You haven't yet run the xwpfi font-installer, to inform WP of their presence. (A Readme explains how to use it.) Note that xwpfi is intentionally omitted from WP 8.0 DPE. Please see FAQ section "How do I add fonts to WP 8.1?" for more details.
You haven't yet configured X11 to know about them, though perhaps you've run xwpfi to inform WP about their existence. The two are distinct, WP's font integration being incomplete relative to that of standard Linux apps. Please see FAQ section "How do I add fonts to WP 8.1?" for more details.
Tests by Valentijn Sessink have confirmed that this process must have something to do with printing: If you rename the wpexc binary, then start WP, printing will malfunction but no other program features will. The fact that it's left running even after you quit WP appears to be a bug. You can safely kill it, when not running WP.

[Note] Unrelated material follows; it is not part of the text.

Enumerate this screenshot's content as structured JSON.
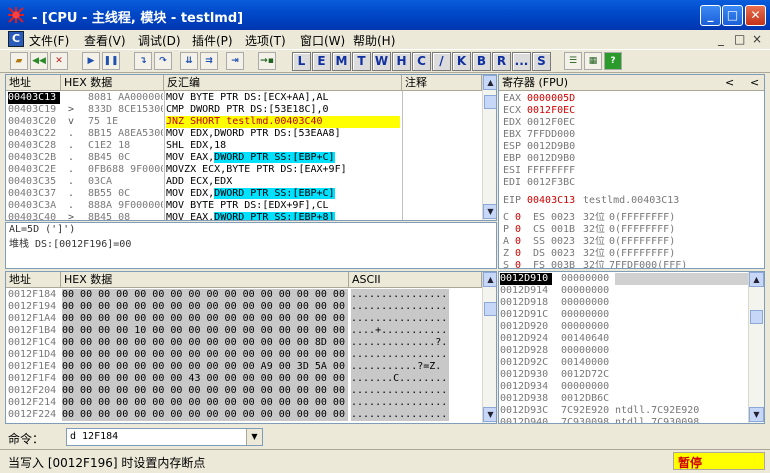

It's the WordPerfect Print Manager. WordPerfect by default manages its own printing, and only optionally hands off jobs to the system printing facility, if so configured.
(This problem obviously applies only to the minority who keep multiple editions of WP for Linux on tap.) "xwp" in some editions, such as 2003-4's "pilot project" re-release and WP 8.1 PE, is a symbolic link pointing to a launcher script. (Thus, you should rename any existing /usr/bin/xwp, before installing, as the installer will overwrite it.) In others, it's a binary: Run "file" on it to tell. You may have to do some debugging and creation of your own symlinks to untangle multiple editions' startup mechanisms.
You need to run "imwheel -k" (which utility must, of course, be installed) just prior to launching WP. This can be added as a line near the top of WP's startup script (which you can create, if none such exists).
Check the version of libc, which should be in /lib. If it's 2.3.2 or above (as it is in essentially all current Linux distributions), and you're using either the original bundled version of Corelwine or Michael Torrie's corelwine-cvs-20010613-1.i386.rpm upgrade (or Andreas von Heydwolff's corelwine-cvs_0.1-2_i386.deb conversion to .deb format of Torrie's release), that's why: There's a libc-support problem, which will necessitate fixing and re-releasing Corelwine. (A bug in ld.so's dynamic linker/loader prevents solving this using a wrapper to use an older libc and the existing Corelwine libs.) However, in September 2004, Torrie graciously provided his Corelwine source code. It's hoped some volunteer will soon code the patch required.